Hiring People Over 45

Hiring People Over 45

Between all the noise out there about the election, people walking off cliffs playing Pokemon GO, terrorism and whose lives matter, I came across this article this weekend about the lack of hiring of people over the age of 45. The article also mentions how the suicide rate and drug/alcohol abuse rates have spiked for the 45-54 year olds.

I consider myself blessed that my recent job search only took 10 weeks. I think the hallmark moment for me, as I look back at it, was how many roles I was qualified for (maybe even over-qualified) that went to younger, less experienced people.

Obviously, I cannot say why that occurred. The logical explanation would be that they’ll work for far less money, but I’m also not vain enough to rule out that personality matches, nepotism and of course age may have been factors.

I’m hearing this “ageism” thing more and more, though and know people my age in the job market right now who are experiencing the same thing.

One example. I began an interview process during the first week of January with a very well-known company based here in Massachusetts. Similar to my previous role, they had multiple storefronts around the country, an online business and a need for someone to handle digital marketing and social, among a few other things.

Right up my alley. I walked into the interview with the hiring manager and he spent the first 5 minutes telling me how perfect my experience was for what he was looking for. He even called me a “unicorn,” which in this case meant a “rarity.” Kind of ridiculous, really, and a term that is thrown around a little too much these days.

Anyway, two interviews went very well. But I didn’t get the gig. It’s rare to receive any kind of feedback about why you didn’t land a role, but lo and behold, this fella gave me one! He said the person who got the offer had significantly more experience.

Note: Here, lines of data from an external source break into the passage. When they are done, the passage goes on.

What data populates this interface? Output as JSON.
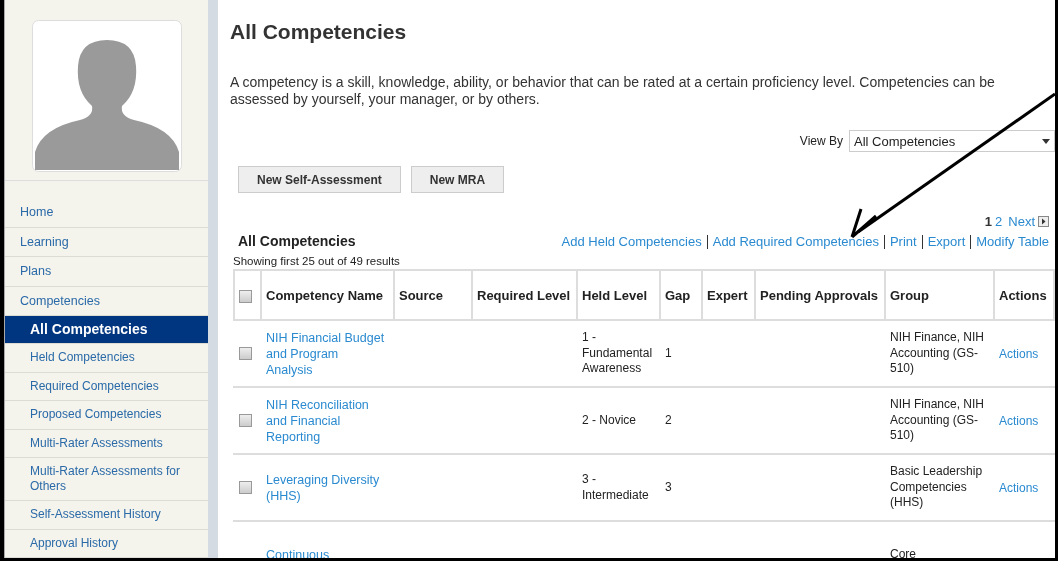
{
  "sidebar": {
    "items": [
      {
        "label": "Home",
        "selected": false
      },
      {
        "label": "Learning",
        "selected": false
      },
      {
        "label": "Plans",
        "selected": false
      },
      {
        "label": "Competencies",
        "selected": false,
        "children": [
          {
            "label": "All Competencies",
            "selected": true
          },
          {
            "label": "Held Competencies",
            "selected": false
          },
          {
            "label": "Required Competencies",
            "selected": false
          },
          {
            "label": "Proposed Competencies",
            "selected": false
          },
          {
            "label": "Multi-Rater Assessments",
            "selected": false
          },
          {
            "label": "Multi-Rater Assessments for Others",
            "selected": false
          },
          {
            "label": "Self-Assessment History",
            "selected": false
          },
          {
            "label": "Approval History",
            "selected": false
          }
        ]
      }
    ]
  },
  "page": {
    "title": "All Competencies",
    "description": "A competency is a skill, knowledge, ability, or behavior that can be rated at a certain proficiency level. Competencies can be assessed by yourself, your manager, or by others.",
    "view_by": {
      "label": "View By",
      "value": "All Competencies"
    },
    "buttons": [
      "New Self-Assessment",
      "New MRA"
    ],
    "pagination": {
      "pages": [
        {
          "label": "1",
          "selected": true
        },
        {
          "label": "2",
          "selected": false
        }
      ],
      "next": "Next"
    },
    "section_title": "All Competencies",
    "links": [
      "Add Held Competencies",
      "Add Required Competencies",
      "Print",
      "Export",
      "Modify Table"
    ],
    "results": "Showing first 25 out of 49 results"
  },
  "table": {
    "select_all_checked": false,
    "columns": [
      "Competency Name",
      "Source",
      "Required Level",
      "Held Level",
      "Gap",
      "Expert",
      "Pending Approvals",
      "Group",
      "Actions"
    ],
    "rows": [
      {
        "checked": false,
        "name": "NIH Financial Budget and Program Analysis",
        "held_level": "1 - Fundamental Awareness",
        "gap": "1",
        "group": "NIH Finance, NIH Accounting (GS-510)",
        "action": "Actions"
      },
      {
        "checked": false,
        "name": "NIH Reconciliation and Financial Reporting",
        "held_level": "2 - Novice",
        "gap": "2",
        "group": "NIH Finance, NIH Accounting (GS-510)",
        "action": "Actions"
      },
      {
        "checked": false,
        "name": "Leveraging Diversity (HHS)",
        "held_level": "3 - Intermediate",
        "gap": "3",
        "group": "Basic Leadership Competencies (HHS)",
        "action": "Actions"
      },
      {
        "name": "Continuous",
        "group": "Core"
      }
    ]
  }
}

The beauty of LinkedIn is that you can find out more. The person who got the role graduated from college less than 8 years ago and had exactly 2 years worth of experience in the particular business they were hired for. Was I bitter? Not really. I had other irons in the fire, but it sure felt a bit like age may have played a role there. Or maybe the guy was simply a liar. I’ll never know for sure.

Couple this with another emerging trend called “the gig economy” and I don’t expect things are going to get any easier for my age set. The gig economy is defined as the growing percentage of people who aren’t beholden to one company, but perform a multitude of jobs for different companies. In a word, freelancers. The article quotes an Intuit study that says 40% of all U.S. workers will fall into this category by the year 2020.

hiring people over 45

Corporations would love for this number to get to 40%. Or more. They get their ticket virtually punched to a) a cheaper workforce, because there’s always someone willing to do it for less and b) they won’t have to pay workers any full-time benefits.

The world is changing. All the time, in every way. There’s hardships no matter how old you are. We can look with envy to the younger, darker-haired workforce (the millennials!) being able to land jobs easier because of their age and/or willingness to work for less, but many of them are dealing with a crushing amount of debt and a social landscape akin to a verbal wasteland. The true effects on the economy as a whole because of that growing debt has yet to materialize, but it’s not a reach to say it’s not going to be good.

These millennials are also the first generation where nobody is looking anyone in the eyes. It’s all head down, digital 1’s and 0’s. The sociological and even physiological effects of this are years away.

I’m lucky I have a job with benefits at a great company, because so many don’t – and a lot have simply given up. In the last year, I’ve also quickly recognized that it could easily be me, anytime. Terrifying.

Debt, the gig economy, unstable global markets, terrorism, the millions and millions of people migrating – literally walking – away from unstable economies. The list goes on. And on. Scary.

And no matter how much I educate myself further or try to learn new things, it may not even matter. Frightening.